▶ [Your assignment] Write out the data again in full, exactly as it reads.

[Dataset items]
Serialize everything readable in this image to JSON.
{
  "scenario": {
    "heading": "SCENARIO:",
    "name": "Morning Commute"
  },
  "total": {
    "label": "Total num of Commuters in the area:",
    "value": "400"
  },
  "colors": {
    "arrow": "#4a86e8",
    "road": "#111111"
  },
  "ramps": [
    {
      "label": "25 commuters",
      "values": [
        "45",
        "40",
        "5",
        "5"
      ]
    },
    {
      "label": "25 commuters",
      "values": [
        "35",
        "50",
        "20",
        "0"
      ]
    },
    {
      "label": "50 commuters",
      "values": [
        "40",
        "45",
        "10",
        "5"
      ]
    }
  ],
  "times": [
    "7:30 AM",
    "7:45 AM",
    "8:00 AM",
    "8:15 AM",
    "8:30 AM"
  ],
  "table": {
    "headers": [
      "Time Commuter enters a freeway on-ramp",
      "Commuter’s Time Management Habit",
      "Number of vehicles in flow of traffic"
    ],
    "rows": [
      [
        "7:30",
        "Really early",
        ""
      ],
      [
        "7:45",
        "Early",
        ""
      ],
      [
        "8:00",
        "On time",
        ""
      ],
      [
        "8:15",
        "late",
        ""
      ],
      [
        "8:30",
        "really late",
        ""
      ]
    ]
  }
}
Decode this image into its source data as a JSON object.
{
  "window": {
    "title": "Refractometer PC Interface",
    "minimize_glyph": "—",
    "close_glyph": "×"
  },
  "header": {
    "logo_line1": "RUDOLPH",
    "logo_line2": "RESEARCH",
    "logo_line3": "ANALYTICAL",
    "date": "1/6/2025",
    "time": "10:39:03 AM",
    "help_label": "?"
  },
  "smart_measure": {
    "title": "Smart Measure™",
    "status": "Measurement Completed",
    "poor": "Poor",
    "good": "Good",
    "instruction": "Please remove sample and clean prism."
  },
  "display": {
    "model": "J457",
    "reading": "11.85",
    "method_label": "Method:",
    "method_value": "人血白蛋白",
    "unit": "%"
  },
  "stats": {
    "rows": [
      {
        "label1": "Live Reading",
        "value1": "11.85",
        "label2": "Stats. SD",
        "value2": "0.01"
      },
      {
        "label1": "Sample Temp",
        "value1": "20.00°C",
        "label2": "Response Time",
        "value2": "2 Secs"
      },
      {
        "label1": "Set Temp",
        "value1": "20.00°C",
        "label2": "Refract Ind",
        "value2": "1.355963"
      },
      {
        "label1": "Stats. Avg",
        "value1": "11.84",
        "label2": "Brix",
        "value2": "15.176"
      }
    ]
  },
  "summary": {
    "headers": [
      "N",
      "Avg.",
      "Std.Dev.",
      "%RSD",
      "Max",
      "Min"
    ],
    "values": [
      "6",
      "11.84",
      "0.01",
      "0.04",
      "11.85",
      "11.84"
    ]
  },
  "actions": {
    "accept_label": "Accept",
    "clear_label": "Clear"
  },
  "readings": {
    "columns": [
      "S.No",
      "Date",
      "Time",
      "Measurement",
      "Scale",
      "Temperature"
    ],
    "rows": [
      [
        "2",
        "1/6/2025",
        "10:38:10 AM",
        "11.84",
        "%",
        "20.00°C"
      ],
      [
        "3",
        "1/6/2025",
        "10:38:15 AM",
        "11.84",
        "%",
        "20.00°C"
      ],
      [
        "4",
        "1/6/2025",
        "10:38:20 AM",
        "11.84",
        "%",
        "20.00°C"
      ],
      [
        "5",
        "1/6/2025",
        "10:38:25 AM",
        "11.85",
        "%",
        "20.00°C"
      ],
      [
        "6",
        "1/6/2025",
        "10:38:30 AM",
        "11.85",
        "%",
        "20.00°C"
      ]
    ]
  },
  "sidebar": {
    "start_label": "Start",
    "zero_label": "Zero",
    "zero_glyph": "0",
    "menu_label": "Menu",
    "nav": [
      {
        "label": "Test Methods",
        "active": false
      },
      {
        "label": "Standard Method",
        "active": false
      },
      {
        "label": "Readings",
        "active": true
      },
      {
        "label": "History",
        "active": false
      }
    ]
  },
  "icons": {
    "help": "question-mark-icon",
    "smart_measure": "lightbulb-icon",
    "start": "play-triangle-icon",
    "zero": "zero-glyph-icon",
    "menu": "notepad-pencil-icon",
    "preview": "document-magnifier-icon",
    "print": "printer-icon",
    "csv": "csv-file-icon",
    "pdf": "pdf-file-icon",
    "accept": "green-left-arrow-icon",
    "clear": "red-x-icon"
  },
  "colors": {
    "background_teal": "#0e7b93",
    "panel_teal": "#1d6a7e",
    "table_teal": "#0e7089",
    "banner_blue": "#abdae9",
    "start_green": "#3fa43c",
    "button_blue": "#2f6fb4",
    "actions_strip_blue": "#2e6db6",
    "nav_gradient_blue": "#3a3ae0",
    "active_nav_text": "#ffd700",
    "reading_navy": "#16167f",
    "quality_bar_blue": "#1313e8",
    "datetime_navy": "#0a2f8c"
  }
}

▶ [Result]
Serialize everything readable in this image to JSON.
{
  "scenario": {
    "heading": "SCENARIO:",
    "name": "Morning Commute"
  },
  "total": {
    "label": "Total num of Commuters in the area:",
    "value": "400"
  },
  "colors": {
    "arrow": "#4a86e8",
    "road": "#111111"
  },
  "ramps": [
    {
      "label": "25 commuters",
      "values": [
        "45",
        "40",
        "5",
        "5"
      ]
    },
    {
      "label": "25 commuters",
      "values": [
        "35",
        "50",
        "20",
        "0"
      ]
    },
    {
      "label": "50 commuters",
      "values": [
        "40",
        "45",
        "10",
        "5"
      ]
    }
  ],
  "times": [
    "7:30 AM",
    "7:45 AM",
    "8:00 AM",
    "8:15 AM",
    "8:30 AM"
  ],
  "table": {
    "headers": [
      "Time Commuter enters a freeway on-ramp",
      "Commuter’s Time Management Habit",
      "Number of vehicles in flow of traffic"
    ],
    "rows": [
      [
        "7:30",
        "Really early",
        ""
      ],
      [
        "7:45",
        "Early",
        ""
      ],
      [
        "8:00",
        "On time",
        ""
      ],
      [
        "8:15",
        "late",
        ""
      ],
      [
        "8:30",
        "really late",
        ""
      ]
    ]
  }
}
Decode this image into its source data as a JSON object.
{
  "window": {
    "title": "Refractometer PC Interface",
    "minimize_glyph": "—",
    "close_glyph": "×"
  },
  "header": {
    "logo_line1": "RUDOLPH",
    "logo_line2": "RESEARCH",
    "logo_line3": "ANALYTICAL",
    "date": "1/6/2025",
    "time": "10:39:03 AM",
    "help_label": "?"
  },
  "smart_measure": {
    "title": "Smart Measure™",
    "status": "Measurement Completed",
    "poor": "Poor",
    "good": "Good",
    "instruction": "Please remove sample and clean prism."
  },
  "display": {
    "model": "J457",
    "reading": "11.85",
    "method_label": "Method:",
    "method_value": "人血白蛋白",
    "unit": "%"
  },
  "stats": {
    "rows": [
      {
        "label1": "Live Reading",
        "value1": "11.85",
        "label2": "Stats. SD",
        "value2": "0.01"
      },
      {
        "label1": "Sample Temp",
        "value1": "20.00°C",
        "label2": "Response Time",
        "value2": "2 Secs"
      },
      {
        "label1": "Set Temp",
        "value1": "20.00°C",
        "label2": "Refract Ind",
        "value2": "1.355963"
      },
      {
        "label1": "Stats. Avg",
        "value1": "11.84",
        "label2": "Brix",
        "value2": "15.176"
      }
    ]
  },
  "summary": {
    "headers": [
      "N",
      "Avg.",
      "Std.Dev.",
      "%RSD",
      "Max",
      "Min"
    ],
    "values": [
      "6",
      "11.84",
      "0.01",
      "0.04",
      "11.85",
      "11.84"
    ]
  },
  "actions": {
    "accept_label": "Accept",
    "clear_label": "Clear"
  },
  "readings": {
    "columns": [
      "S.No",
      "Date",
      "Time",
      "Measurement",
      "Scale",
      "Temperature"
    ],
    "rows": [
      [
        "2",
        "1/6/2025",
        "10:38:10 AM",
        "11.84",
        "%",
        "20.00°C"
      ],
      [
        "3",
        "1/6/2025",
        "10:38:15 AM",
        "11.84",
        "%",
        "20.00°C"
      ],
      [
        "4",
        "1/6/2025",
        "10:38:20 AM",
        "11.84",
        "%",
        "20.00°C"
      ],
      [
        "5",
        "1/6/2025",
        "10:38:25 AM",
        "11.85",
        "%",
        "20.00°C"
      ],
      [
        "6",
        "1/6/2025",
        "10:38:30 AM",
        "11.85",
        "%",
        "20.00°C"
      ]
    ]
  },
  "sidebar": {
    "start_label": "Start",
    "zero_label": "Zero",
    "zero_glyph": "0",
    "menu_label": "Menu",
    "nav": [
      {
        "label": "Test Methods",
        "active": false
      },
      {
        "label": "Standard Method",
        "active": false
      },
      {
        "label": "Readings",
        "active": true
      },
      {
        "label": "History",
        "active": false
      }
    ]
  },
  "icons": {
    "help": "question-mark-icon",
    "smart_measure": "lightbulb-icon",
    "start": "play-triangle-icon",
    "zero": "zero-glyph-icon",
    "menu": "notepad-pencil-icon",
    "preview": "document-magnifier-icon",
    "print": "printer-icon",
    "csv": "csv-file-icon",
    "pdf": "pdf-file-icon",
    "accept": "green-left-arrow-icon",
    "clear": "red-x-icon"
  },
  "colors": {
    "background_teal": "#0e7b93",
    "panel_teal": "#1d6a7e",
    "table_teal": "#0e7089",
    "banner_blue": "#abdae9",
    "start_green": "#3fa43c",
    "button_blue": "#2f6fb4",
    "actions_strip_blue": "#2e6db6",
    "nav_gradient_blue": "#3a3ae0",
    "active_nav_text": "#ffd700",
    "reading_navy": "#16167f",
    "quality_bar_blue": "#1313e8",
    "datetime_navy": "#0a2f8c"
  }
}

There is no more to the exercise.